With the government counting the days in either country, filing the right tax paperwork is important
Last week, Canadian government plans for keeping better track of people coming and going from the U.S. were revealed. The driving purpose for the increased scrutiny will save the government millions of dollars in social benefits on those who shouldn’t receive them because they are out of the country.
Once the system is in place within the next five years, the savings will be in the millions. But it is just not the social benefits that will be saved. Now the Internal Revenue Service (IRS) and Canada Revenue Agency (CRA) will know exactly how many days you have been in each country. Too many days in the U.S. could make your tax situation much more complicated.
We are seeing the IRS employing a much higher level of scrutiny and now with the introduction of a system that tracks the number of days you cross the border, you need to understand how residency and U.S. taxes work. And it does not just depend on your current year but the last three years.
The Substantial Presence Test is the day counting test used by the IRS to determine if you are a resident for tax purposes and the magic number is 183 days. You add the number of days you were in the U.S. in 2015, one third of the days you were in the U.S. in 2014 and one sixth of the days in 2013. If these three numbers add to 183 or more, you cannot just file a Form 8840 Closer Connection and say you are a non-resident for tax purposes. You may still be able to file as a U.S. non-resident under the treaty but Form 8840 is not an option.
If you break 182 days, you will be required to file a Report of Foreign Bank and Financial Accounts (FBAR) even if you are a non-resident for tax purposes. FBAR reporting includes telling the U.S. Treasury Department about all your foreign accounts if the aggregate of the account highest balances totalled more than $10,000 USD during the year. This includes all open accounts, retirement accounts, prepaid credits, most online gaming accounts and prepaid funeral expenses so there is probably a good chance you reached the threshold.
Proving you are not a U.S. resident for tax purposes can be challenging and time consuming. The Foreign Account Tax Compliance Act (FATCA) means financial institutions need to share information with CRA to find U.S. citizens in Canada.

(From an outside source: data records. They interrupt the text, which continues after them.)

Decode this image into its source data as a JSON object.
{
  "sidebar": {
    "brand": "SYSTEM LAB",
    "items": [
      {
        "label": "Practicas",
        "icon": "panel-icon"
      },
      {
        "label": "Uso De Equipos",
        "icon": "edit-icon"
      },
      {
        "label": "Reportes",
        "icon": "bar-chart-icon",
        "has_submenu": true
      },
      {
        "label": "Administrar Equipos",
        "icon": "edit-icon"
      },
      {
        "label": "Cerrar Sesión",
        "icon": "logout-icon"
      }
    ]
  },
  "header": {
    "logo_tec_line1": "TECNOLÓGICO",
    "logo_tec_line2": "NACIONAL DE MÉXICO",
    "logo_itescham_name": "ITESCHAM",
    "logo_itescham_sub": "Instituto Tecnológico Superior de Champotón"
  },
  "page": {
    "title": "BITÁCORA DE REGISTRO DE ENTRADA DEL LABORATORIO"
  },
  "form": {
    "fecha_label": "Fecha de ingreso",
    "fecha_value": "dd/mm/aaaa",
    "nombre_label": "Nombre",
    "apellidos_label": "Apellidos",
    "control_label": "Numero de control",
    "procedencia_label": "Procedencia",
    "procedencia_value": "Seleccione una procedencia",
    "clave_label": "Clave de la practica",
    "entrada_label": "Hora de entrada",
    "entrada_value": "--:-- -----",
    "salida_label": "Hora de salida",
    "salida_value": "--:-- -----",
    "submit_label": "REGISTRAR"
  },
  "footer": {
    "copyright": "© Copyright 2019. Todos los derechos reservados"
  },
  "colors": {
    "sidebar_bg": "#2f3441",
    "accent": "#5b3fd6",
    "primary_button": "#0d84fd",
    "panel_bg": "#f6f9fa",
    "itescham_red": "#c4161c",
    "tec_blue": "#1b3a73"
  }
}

If a bank has reason to believe that you might be a U.S. citizen, then you have to provide information that proves otherwise. The IRS can do the same.

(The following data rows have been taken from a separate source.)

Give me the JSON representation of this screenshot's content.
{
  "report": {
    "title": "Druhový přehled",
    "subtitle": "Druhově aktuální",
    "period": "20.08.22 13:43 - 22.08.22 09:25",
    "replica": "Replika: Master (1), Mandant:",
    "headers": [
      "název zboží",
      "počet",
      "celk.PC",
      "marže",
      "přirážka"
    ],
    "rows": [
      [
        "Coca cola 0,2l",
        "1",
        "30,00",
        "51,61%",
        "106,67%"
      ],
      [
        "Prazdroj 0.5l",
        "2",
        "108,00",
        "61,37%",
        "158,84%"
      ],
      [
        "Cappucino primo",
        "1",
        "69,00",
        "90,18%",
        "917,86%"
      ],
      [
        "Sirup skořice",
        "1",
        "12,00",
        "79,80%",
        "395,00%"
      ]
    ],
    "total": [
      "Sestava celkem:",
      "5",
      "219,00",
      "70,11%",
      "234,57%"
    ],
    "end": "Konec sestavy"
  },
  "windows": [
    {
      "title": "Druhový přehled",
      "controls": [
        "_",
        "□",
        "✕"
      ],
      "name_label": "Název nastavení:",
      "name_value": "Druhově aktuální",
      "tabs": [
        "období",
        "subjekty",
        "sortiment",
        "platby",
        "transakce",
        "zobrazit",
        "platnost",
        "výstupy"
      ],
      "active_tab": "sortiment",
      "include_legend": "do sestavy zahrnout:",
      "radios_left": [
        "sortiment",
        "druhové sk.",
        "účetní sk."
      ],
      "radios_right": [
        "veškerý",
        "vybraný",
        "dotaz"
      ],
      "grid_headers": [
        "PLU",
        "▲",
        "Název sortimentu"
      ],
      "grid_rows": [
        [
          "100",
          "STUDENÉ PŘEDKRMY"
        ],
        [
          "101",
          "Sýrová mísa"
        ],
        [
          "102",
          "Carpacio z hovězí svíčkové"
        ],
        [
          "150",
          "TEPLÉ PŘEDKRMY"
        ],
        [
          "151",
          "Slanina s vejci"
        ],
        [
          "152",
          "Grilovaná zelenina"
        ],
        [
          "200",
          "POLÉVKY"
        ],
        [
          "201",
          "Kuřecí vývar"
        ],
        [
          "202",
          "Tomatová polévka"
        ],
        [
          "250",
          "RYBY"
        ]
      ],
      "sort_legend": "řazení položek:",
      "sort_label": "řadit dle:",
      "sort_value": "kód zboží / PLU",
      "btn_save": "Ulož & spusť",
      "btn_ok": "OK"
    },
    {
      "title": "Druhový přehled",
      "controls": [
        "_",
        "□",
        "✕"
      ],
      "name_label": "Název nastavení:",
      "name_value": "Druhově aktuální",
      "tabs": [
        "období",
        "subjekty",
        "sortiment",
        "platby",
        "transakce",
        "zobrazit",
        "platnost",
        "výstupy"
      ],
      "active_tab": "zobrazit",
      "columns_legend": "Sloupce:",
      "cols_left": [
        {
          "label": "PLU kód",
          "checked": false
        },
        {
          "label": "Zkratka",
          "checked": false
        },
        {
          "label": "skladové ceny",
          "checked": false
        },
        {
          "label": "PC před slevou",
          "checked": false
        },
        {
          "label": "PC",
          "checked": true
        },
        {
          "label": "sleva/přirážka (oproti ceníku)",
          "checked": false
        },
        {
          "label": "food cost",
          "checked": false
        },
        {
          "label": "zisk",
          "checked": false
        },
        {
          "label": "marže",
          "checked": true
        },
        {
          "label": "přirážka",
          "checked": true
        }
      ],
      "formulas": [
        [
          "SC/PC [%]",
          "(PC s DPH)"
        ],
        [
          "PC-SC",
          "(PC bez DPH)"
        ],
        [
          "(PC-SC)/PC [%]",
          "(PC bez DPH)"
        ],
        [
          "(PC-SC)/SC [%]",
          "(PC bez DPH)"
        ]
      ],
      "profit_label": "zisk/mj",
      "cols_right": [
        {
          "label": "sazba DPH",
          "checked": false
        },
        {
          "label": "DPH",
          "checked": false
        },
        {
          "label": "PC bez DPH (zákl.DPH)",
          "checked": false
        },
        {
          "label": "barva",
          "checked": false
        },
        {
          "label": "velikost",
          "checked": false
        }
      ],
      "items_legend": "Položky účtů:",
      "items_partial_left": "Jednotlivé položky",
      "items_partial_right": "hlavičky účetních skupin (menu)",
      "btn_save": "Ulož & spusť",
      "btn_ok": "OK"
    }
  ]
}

There is a case in New York where a gentleman is being asked to prove he is a non-resident. It seems like a simple request except he was presented with a seven page list of requirements to prove he was actually a non-resident including his foreign tax returns, a multi-year list of all projects or jobs worked, bank statements, receipts, proof of travel expenses, proof of rent or mortgage paid, all savings and investments statements and a myriad of other very personal information to prove he is not a U.S. tax resident. And this does not appear to an isolated request. There have been recent cases of P1 visa holders being asked for a similar amount of documentation.
For snowbirds and Canadians working in the U.S., you want to make sure you take the time to keep good records in case you get asked to supply more information. Based on what we are seeing so far, we would expect the number of IRS audits to increase. It looks like the IRS is beginning to turn some of its attention to citizens of other countries with tax ties to the U.S.

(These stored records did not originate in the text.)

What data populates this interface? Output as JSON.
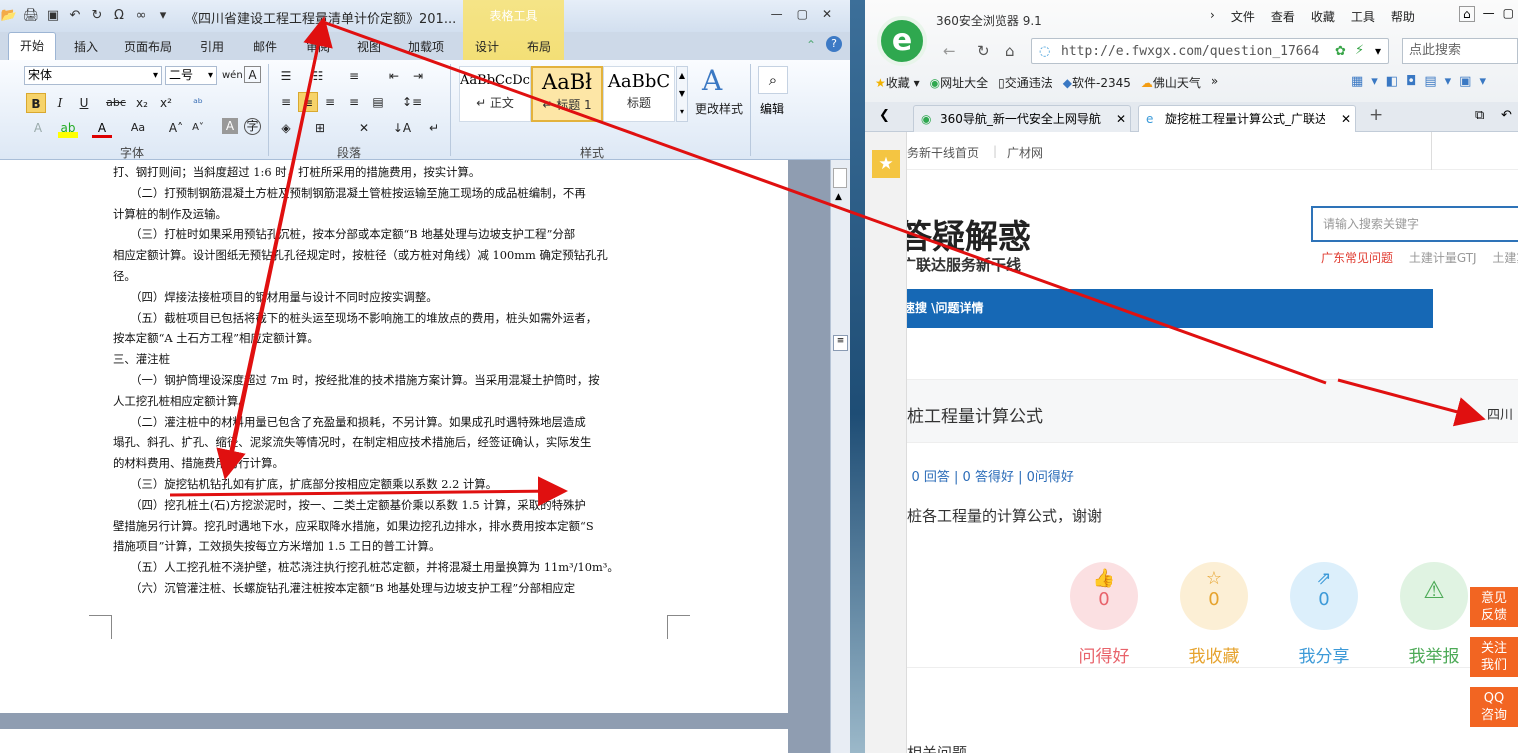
{
  "word": {
    "doc_title": "《四川省建设工程工程量清单计价定额》201...",
    "context_tab": "表格工具",
    "tabs": [
      "开始",
      "插入",
      "页面布局",
      "引用",
      "邮件",
      "审阅",
      "视图",
      "加载项",
      "设计",
      "布局"
    ],
    "font_name": "宋体",
    "font_size": "二号",
    "groups": {
      "font": "字体",
      "paragraph": "段落",
      "styles": "样式"
    },
    "styles": [
      {
        "preview": "AaBbCcDc",
        "label": "↵ 正文"
      },
      {
        "preview": "AaBł",
        "label": "↵ 标题 1"
      },
      {
        "preview": "AaBbC",
        "label": "标题"
      }
    ],
    "change_styles": "更改样式",
    "edit": "编辑",
    "paragraphs": [
      "打、钢打则间；当斜度超过 1:6 时，打桩所采用的措施费用，按实计算。",
      "　　（二）打预制钢筋混凝土方桩及预制钢筋混凝土管桩按运输至施工现场的成品桩编制，不再",
      "计算桩的制作及运输。",
      "　　（三）打桩时如果采用预钻孔沉桩，按本分部或本定额“B 地基处理与边坡支护工程”分部",
      "相应定额计算。设计图纸无预钻孔孔径规定时，按桩径（或方桩对角线）减 100mm 确定预钻孔孔",
      "径。",
      "　　（四）焊接法接桩项目的钢材用量与设计不同时应按实调整。",
      "　　（五）截桩项目已包括将截下的桩头运至现场不影响施工的堆放点的费用，桩头如需外运者，",
      "按本定额“A 土石方工程”相应定额计算。",
      "三、灌注桩",
      "　　（一）钢护筒埋设深度超过 7m 时，按经批准的技术措施方案计算。当采用混凝土护筒时，按",
      "人工挖孔桩相应定额计算。",
      "　　（二）灌注桩中的材料用量已包含了充盈量和损耗，不另计算。如果成孔时遇特殊地层造成",
      "塌孔、斜孔、扩孔、缩径、泥浆流失等情况时，在制定相应技术措施后，经签证确认，实际发生",
      "的材料费用、措施费用另行计算。",
      "　　（三）旋挖钻机钻孔如有扩底，扩底部分按相应定额乘以系数 2.2 计算。",
      "　　（四）挖孔桩土(石)方挖淤泥时，按一、二类土定额基价乘以系数 1.5 计算，采取的特殊护",
      "壁措施另行计算。挖孔时遇地下水，应采取降水措施，如果边挖孔边排水，排水费用按本定额“S",
      "措施项目”计算，工效损失按每立方米增加 1.5 工日的普工计算。",
      "　　（五）人工挖孔桩不浇护壁，桩芯浇注执行挖孔桩芯定额，并将混凝土用量换算为 11m³/10m³。",
      "　　（六）沉管灌注桩、长螺旋钻孔灌注桩按本定额“B 地基处理与边坡支护工程”分部相应定"
    ]
  },
  "browser": {
    "title": "360安全浏览器 9.1",
    "menu": [
      "文件",
      "查看",
      "收藏",
      "工具",
      "帮助"
    ],
    "url": "http://e.fwxgx.com/question_17664",
    "search_placeholder": "点此搜索",
    "bookmarks": [
      "收藏",
      "网址大全",
      "交通违法",
      "软件-2345",
      "佛山天气"
    ],
    "tabs": [
      "360导航_新一代安全上网导航",
      "旋挖桩工程量计算公式_广联达服"
    ],
    "site_nav": [
      "务新干线首页",
      "广材网"
    ],
    "banner_title": "答疑解惑",
    "banner_sub": "广联达服务新干线",
    "site_search_placeholder": "请输入搜索关键字",
    "hot_links": [
      "广东常见问题",
      "土建计量GTJ",
      "土建算"
    ],
    "breadcrumb": "速搜 \\问题详情",
    "question_title": "桩工程量计算公式",
    "region": "四川",
    "stats": "| 0 回答 | 0 答得好 | 0问得好",
    "question_body": "桩各工程量的计算公式，谢谢",
    "actions": [
      {
        "label": "问得好",
        "count": "0",
        "color": "#e8636b",
        "bg": "#fbe0e2"
      },
      {
        "label": "我收藏",
        "count": "0",
        "color": "#e6a32e",
        "bg": "#fcefd5"
      },
      {
        "label": "我分享",
        "count": "0",
        "color": "#3d9ad8",
        "bg": "#dceffb"
      },
      {
        "label": "我举报",
        "count": "",
        "color": "#4daa57",
        "bg": "#e0f3e2"
      }
    ],
    "float_btns": [
      "意见\n反馈",
      "关注\n我们",
      "QQ\n咨询"
    ],
    "footer_fragment": "相关问题"
  }
}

If you are filing tax paperwork in the U.S., conversing with the IRS is not as straightforward as the CRA. Unlike Canada, the IRS requires tax preparers to have a both a Preparer Tax Identification Number (PTIN) and a designation and only U.S. enrolled tax agents (EAs), Certified Public Accountants (CPAs) or lawyers are allowed to represent you to the IRS. Be sure to choose a U.S. tax preparer who can not only complete your U.S. tax return, but represent and fight for you should the IRS decide to conduct an audit or question your taxes.
You can call the IRS to discuss your own accounts but the toll free numbers do not work from Canada and the hold time can be upwards of two hours. My advice would be to call very early or very late to minimize your hold time at 1-267-941-1000. This line is open Monday to Friday from 6 a.m. to 11 p.m. EST to accommodate taxpayers calling from overseas.
As a general guideline, you can usually spend about 120 days in the U.S. and file a Form 8840. If you are planning to spend longer then you should make sure you understand your obligations to the IRS before you cross the border. Though you might enjoy wintering in Florida, trying to figure out your taxes when the snow melts could be much more difficult.
Cleo Hamel brings a wealth of financial and tax experience to her role as a Senior Tax Specialist with American Expat Tax Services. Specializing in U.S. and Canadian tax preparation, Cleo has more than 15 years of tax expertise. amexpattax.com